*Dataset records*:
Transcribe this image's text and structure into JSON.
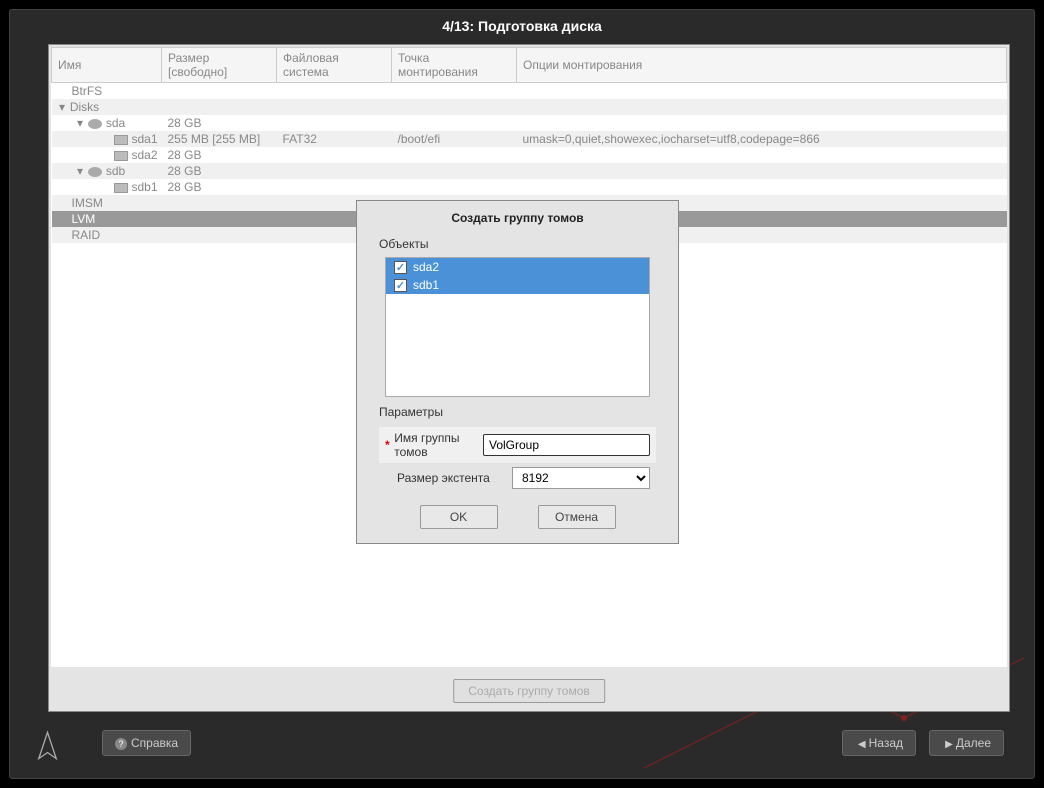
{
  "header": {
    "title": "4/13: Подготовка диска"
  },
  "table": {
    "headers": {
      "name": "Имя",
      "size": "Размер [свободно]",
      "fs": "Файловая система",
      "mount": "Точка монтирования",
      "opts": "Опции монтирования"
    },
    "rows": {
      "btrfs": "BtrFS",
      "disks": "Disks",
      "sda": "sda",
      "sda_size": "28 GB",
      "sda1": "sda1",
      "sda1_size": "255 MB [255 MB]",
      "sda1_fs": "FAT32",
      "sda1_mount": "/boot/efi",
      "sda1_opts": "umask=0,quiet,showexec,iocharset=utf8,codepage=866",
      "sda2": "sda2",
      "sda2_size": "28 GB",
      "sdb": "sdb",
      "sdb_size": "28 GB",
      "sdb1": "sdb1",
      "sdb1_size": "28 GB",
      "imsm": "IMSM",
      "lvm": "LVM",
      "raid": "RAID"
    }
  },
  "bottom_button": "Создать группу томов",
  "dialog": {
    "title": "Создать группу томов",
    "objects_label": "Объекты",
    "items": {
      "i0": "sda2",
      "i1": "sdb1"
    },
    "params_label": "Параметры",
    "name_label": "Имя группы томов",
    "name_value": "VolGroup",
    "extent_label": "Размер экстента",
    "extent_value": "8192",
    "ok": "OK",
    "cancel": "Отмена"
  },
  "footer": {
    "help": "Справка",
    "back": "Назад",
    "next": "Далее"
  }
}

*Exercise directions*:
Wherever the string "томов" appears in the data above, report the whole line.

*Answer for this exercise*:
  "bottom_button": "Создать группу томов",
    "title": "Создать группу томов",
    "name_label": "Имя группы томов",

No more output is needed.